+++ RECORDED DATA +++
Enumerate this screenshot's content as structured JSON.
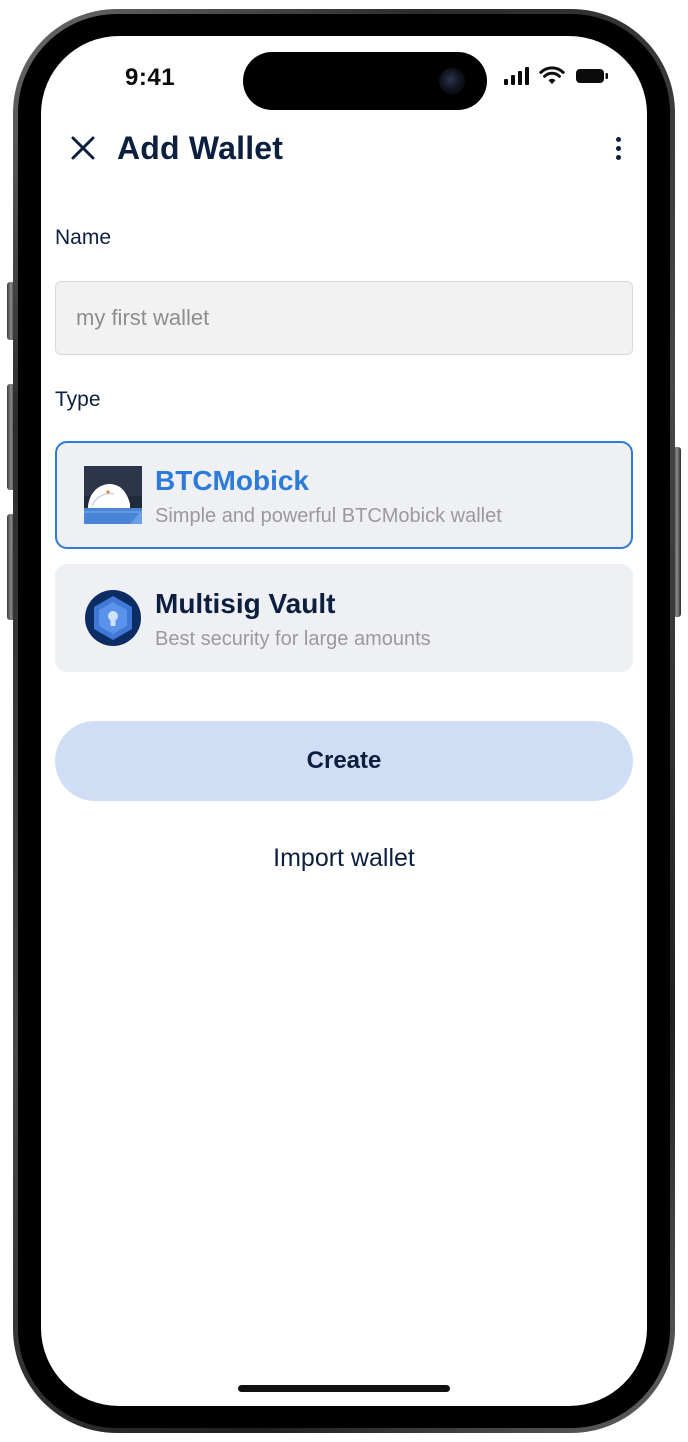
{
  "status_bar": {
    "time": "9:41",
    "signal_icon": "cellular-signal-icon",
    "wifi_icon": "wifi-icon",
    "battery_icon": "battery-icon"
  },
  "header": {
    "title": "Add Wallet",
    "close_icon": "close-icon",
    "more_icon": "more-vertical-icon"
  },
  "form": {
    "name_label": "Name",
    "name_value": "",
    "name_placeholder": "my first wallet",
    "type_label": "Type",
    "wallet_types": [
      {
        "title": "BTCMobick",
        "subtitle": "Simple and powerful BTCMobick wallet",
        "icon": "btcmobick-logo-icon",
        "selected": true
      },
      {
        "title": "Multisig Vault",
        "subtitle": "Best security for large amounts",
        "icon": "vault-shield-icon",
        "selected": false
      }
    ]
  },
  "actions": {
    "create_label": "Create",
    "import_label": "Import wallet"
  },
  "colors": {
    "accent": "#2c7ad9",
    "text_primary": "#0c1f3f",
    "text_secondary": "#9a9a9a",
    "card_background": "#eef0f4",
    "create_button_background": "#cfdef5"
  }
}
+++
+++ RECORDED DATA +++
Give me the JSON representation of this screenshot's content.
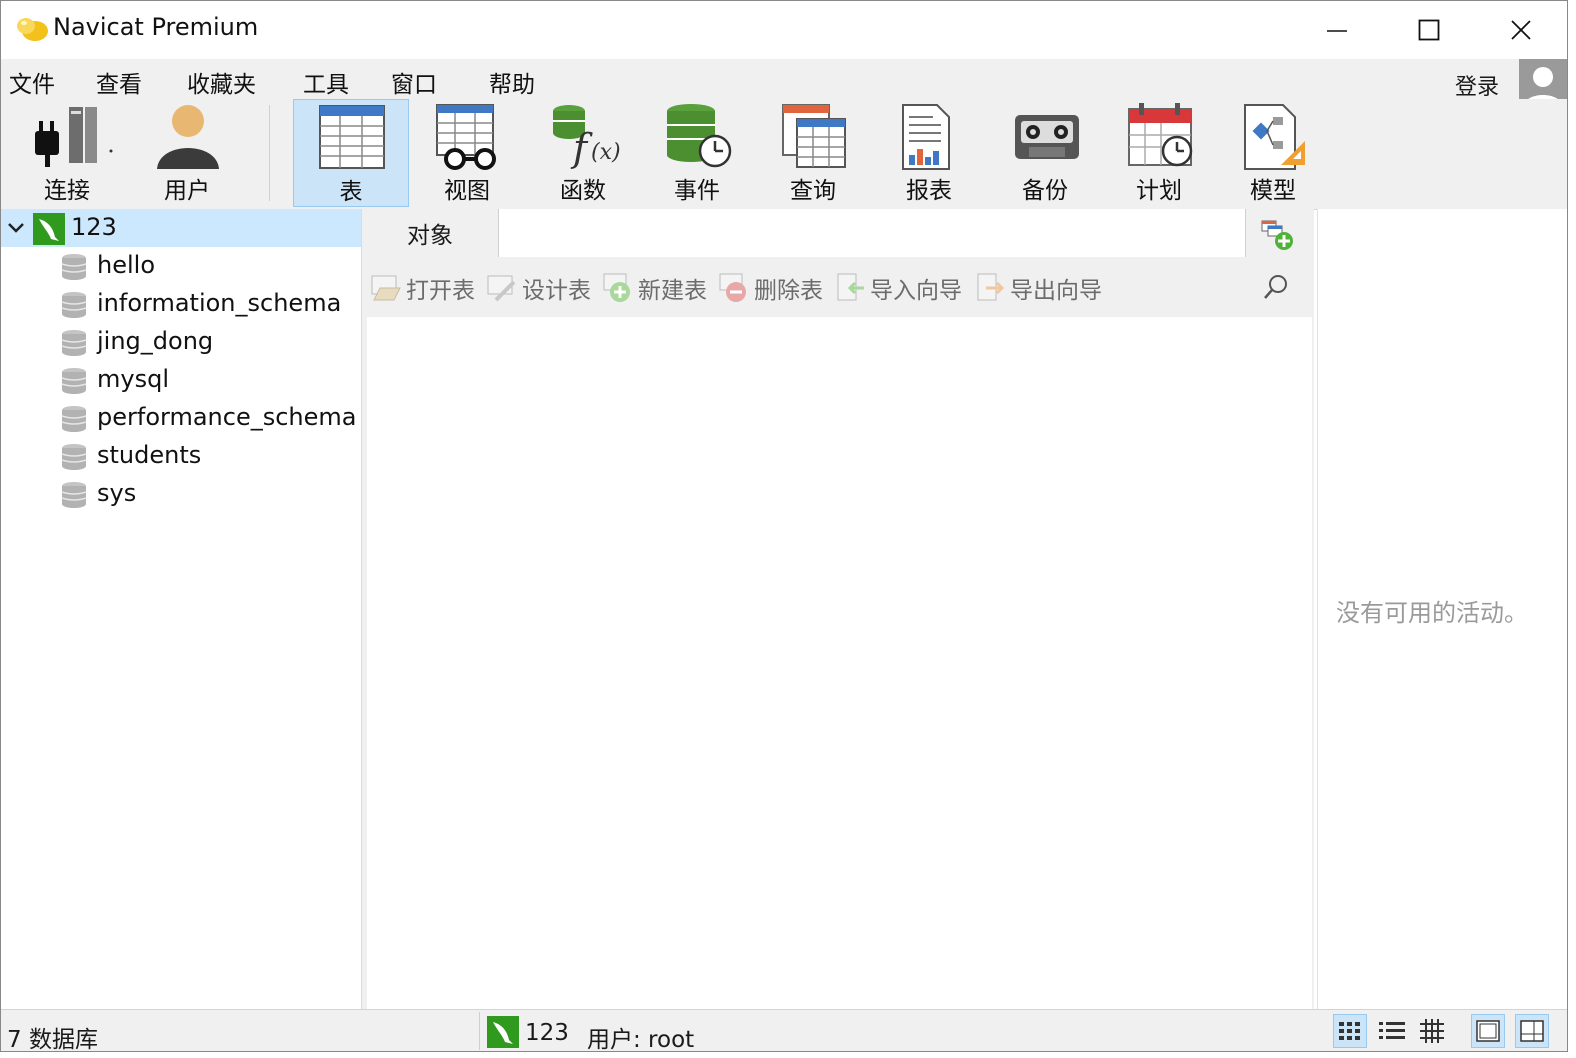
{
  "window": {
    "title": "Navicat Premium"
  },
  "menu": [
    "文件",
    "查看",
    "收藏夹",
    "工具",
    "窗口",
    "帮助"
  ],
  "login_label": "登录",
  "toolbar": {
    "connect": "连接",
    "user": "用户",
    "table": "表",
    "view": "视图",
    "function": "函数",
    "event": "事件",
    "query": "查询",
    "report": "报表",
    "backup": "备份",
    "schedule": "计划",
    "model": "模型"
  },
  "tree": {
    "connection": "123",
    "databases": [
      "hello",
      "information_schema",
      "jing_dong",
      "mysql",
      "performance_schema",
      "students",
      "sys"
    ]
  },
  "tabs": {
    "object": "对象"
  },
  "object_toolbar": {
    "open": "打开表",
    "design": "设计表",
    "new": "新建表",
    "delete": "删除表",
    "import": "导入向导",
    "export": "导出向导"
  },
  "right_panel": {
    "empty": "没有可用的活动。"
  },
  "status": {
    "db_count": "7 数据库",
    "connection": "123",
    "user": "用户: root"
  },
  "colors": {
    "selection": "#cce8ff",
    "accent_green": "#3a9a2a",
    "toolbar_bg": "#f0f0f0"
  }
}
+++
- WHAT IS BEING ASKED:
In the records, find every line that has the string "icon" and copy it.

- EXPECTED OUTPUT:
    "signal_icon": "cellular-signal-icon",
    "wifi_icon": "wifi-icon",
    "battery_icon": "battery-icon"
    "close_icon": "close-icon",
    "more_icon": "more-vertical-icon"
        "icon": "btcmobick-logo-icon",
        "icon": "vault-shield-icon",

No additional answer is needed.